Xi Jinping heads new panel on internet security and promoting IT
President unveils steering group that will direct internet growth in the consumer and corporate fields, and calls development a national priority
President Xi Jinping announced the creation of a new steering group tasked with overseeing internet security and IT development, which he will head, and called the tasks a national priority.
The central leading group on internet security and informatisation would lead and co-ordinate cybersecurity and the promotion of information technologies across various sectors, state media cited Xi as saying at the panel's first meeting yesterday.
"There is no national security without internet security, and there is no modernisation without wide adoption of information technologies," Xi said. "Efforts should be made to build our country into a cyberpower," he told the members of the leading group and other ministers attending the meeting.
Premier Li Keqiang and propaganda tsar Liu Yunshan, both members of the Communist Party's supreme Politburo Standing Committee, are the group's deputy chiefs.
Xi has steadily been consolidating power since he took the party's helm in late 2012. November's plenum of the party's Central Committee approved his administration's blueprint for reform, which included creating two powerful top organs, one to steer reform and another to co-ordinate national security. It was later announced Xi heads both.
Although the cybersecurity group was not named in November, Xi had told attendants that internet and information security had become the party's new challenge, as both were tied with national security and social stability.

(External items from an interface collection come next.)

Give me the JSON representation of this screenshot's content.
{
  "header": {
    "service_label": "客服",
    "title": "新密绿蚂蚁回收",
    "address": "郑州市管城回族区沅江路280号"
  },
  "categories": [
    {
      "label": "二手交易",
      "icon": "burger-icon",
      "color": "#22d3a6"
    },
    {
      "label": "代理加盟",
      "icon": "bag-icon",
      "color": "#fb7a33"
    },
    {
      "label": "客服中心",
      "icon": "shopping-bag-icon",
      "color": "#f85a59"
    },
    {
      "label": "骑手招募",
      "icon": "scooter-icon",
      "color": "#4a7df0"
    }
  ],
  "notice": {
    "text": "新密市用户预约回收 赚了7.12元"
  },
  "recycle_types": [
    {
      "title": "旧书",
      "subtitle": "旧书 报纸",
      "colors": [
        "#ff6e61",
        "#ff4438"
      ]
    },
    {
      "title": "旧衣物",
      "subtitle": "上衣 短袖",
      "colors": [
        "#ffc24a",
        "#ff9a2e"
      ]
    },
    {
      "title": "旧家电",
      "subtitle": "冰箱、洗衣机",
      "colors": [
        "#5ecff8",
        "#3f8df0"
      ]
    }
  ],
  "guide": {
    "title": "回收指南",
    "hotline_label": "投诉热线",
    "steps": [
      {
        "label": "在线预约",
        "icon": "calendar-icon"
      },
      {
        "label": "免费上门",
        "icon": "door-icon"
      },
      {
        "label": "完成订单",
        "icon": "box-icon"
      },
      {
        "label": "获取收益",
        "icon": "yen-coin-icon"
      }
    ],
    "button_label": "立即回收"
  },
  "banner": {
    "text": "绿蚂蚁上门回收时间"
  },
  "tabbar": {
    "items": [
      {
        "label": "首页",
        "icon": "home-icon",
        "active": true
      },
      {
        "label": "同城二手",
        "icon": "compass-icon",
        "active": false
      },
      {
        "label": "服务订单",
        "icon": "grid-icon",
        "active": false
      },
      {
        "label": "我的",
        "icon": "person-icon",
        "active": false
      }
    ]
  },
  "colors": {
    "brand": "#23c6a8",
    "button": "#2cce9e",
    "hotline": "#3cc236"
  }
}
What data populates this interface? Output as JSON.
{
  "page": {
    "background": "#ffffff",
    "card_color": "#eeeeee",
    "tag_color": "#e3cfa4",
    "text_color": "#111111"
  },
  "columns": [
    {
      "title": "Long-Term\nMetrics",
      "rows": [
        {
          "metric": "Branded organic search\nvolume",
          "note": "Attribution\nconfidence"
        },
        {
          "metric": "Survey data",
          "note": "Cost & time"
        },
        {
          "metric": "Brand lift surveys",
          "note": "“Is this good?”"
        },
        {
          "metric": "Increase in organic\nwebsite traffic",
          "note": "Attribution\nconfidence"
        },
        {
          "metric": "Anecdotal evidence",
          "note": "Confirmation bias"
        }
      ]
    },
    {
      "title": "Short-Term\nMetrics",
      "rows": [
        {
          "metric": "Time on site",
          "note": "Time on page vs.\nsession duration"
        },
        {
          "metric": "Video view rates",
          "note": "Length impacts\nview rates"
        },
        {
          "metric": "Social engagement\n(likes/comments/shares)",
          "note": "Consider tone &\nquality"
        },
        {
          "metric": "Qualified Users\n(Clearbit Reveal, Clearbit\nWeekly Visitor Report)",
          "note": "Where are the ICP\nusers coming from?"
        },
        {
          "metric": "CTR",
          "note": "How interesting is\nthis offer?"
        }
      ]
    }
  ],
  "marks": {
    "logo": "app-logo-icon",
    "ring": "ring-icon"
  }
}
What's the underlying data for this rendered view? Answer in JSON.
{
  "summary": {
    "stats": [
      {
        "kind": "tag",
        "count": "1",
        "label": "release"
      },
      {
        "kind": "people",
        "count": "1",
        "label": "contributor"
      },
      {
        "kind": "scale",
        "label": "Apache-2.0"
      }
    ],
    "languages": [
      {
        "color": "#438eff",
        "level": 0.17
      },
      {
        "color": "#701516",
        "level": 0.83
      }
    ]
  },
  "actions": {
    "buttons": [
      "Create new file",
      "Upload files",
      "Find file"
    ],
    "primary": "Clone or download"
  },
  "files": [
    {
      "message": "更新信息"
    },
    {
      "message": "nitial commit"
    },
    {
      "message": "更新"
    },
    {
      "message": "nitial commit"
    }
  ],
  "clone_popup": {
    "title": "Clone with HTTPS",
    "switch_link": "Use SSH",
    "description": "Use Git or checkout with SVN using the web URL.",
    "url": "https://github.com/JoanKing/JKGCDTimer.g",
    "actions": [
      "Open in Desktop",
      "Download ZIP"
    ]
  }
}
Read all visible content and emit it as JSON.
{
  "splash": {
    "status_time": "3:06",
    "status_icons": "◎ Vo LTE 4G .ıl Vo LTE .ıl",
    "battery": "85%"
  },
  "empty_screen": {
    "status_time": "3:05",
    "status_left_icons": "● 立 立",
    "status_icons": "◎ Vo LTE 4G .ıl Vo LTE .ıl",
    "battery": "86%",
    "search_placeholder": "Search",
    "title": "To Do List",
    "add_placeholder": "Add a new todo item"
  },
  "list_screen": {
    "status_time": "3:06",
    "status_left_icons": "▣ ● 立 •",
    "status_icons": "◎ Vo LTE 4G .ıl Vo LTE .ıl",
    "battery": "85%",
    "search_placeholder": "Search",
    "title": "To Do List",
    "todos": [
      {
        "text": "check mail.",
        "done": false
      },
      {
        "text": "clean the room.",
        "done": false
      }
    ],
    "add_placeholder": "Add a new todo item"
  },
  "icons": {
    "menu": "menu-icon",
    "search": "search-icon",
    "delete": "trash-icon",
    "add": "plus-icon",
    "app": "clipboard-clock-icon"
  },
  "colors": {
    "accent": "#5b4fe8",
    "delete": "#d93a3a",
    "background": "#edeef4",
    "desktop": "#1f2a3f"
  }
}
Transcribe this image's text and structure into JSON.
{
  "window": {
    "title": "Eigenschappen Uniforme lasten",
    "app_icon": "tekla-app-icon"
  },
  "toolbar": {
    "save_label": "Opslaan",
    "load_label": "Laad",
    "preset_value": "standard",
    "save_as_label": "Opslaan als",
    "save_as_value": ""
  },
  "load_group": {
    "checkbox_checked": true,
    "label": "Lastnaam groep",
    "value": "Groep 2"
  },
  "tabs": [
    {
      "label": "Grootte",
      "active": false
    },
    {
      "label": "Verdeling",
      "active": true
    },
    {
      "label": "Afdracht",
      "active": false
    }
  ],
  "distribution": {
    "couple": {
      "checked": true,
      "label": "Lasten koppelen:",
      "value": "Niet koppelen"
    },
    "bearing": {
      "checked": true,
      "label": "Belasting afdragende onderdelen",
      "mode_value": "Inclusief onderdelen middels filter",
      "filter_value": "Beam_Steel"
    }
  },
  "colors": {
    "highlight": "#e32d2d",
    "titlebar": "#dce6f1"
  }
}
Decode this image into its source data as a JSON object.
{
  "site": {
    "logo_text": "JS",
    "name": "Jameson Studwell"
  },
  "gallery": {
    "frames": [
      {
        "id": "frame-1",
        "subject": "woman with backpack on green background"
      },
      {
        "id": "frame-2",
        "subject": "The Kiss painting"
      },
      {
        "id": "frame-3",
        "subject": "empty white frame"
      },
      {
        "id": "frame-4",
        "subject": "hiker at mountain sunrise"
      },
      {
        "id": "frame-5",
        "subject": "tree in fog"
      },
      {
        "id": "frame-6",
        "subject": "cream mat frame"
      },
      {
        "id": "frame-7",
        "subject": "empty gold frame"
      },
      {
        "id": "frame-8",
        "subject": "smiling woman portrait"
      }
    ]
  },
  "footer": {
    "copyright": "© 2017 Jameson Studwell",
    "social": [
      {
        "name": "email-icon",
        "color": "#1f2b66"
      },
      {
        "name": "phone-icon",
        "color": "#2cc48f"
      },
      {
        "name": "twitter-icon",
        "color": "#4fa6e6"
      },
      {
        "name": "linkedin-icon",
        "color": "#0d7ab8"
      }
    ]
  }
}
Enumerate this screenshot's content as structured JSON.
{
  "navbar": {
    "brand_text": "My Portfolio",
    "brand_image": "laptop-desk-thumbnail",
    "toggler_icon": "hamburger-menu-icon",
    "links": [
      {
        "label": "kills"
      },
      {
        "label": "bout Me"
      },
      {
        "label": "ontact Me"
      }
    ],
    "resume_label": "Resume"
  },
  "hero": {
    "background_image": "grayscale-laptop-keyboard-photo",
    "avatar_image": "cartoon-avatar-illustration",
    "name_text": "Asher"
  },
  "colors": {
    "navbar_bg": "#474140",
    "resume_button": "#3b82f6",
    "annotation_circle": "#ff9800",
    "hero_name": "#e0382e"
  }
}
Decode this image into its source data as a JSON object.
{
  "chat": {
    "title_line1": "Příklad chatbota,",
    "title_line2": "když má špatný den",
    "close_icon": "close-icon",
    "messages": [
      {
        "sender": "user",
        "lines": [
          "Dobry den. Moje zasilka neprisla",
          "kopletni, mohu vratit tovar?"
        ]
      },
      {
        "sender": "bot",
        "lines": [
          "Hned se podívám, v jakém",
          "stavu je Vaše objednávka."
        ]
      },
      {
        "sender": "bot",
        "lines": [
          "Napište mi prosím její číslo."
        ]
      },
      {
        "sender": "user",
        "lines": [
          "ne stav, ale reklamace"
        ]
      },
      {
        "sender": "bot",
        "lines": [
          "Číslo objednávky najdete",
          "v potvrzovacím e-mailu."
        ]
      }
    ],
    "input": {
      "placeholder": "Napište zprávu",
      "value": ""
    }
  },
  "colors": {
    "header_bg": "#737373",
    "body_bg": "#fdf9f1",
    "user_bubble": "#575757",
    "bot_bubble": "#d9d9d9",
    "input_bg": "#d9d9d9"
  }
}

Zhang Lifan, a Beijing-based historian and frequent political commentator, said he was surprised Xi was chairing the cybersecurity panel. "To put cybersecurity on par with national security … perhaps the authorities see the internet as closely linked with ideological work, or someone had exaggerated the foreign threat posed by cyberspace. I think it is a bit of an overreaction," Zhang said.
Authorities said that, at the end of last year, the mainland had some 618 million internet users, with about a third living in the countryside.
Xi yesterday also called on officials to improve propaganda about cyberspace and handle public opinion in a timely and effective manner.
He stressed the need for a comprehensive plan to develop IT and cybersecurity technology, and called for new policies to support companies in the field. Legislation was needed on managing information online and the protection of key web infrastructure facilities, he said.
Additional reporting by Zhuang Pinghui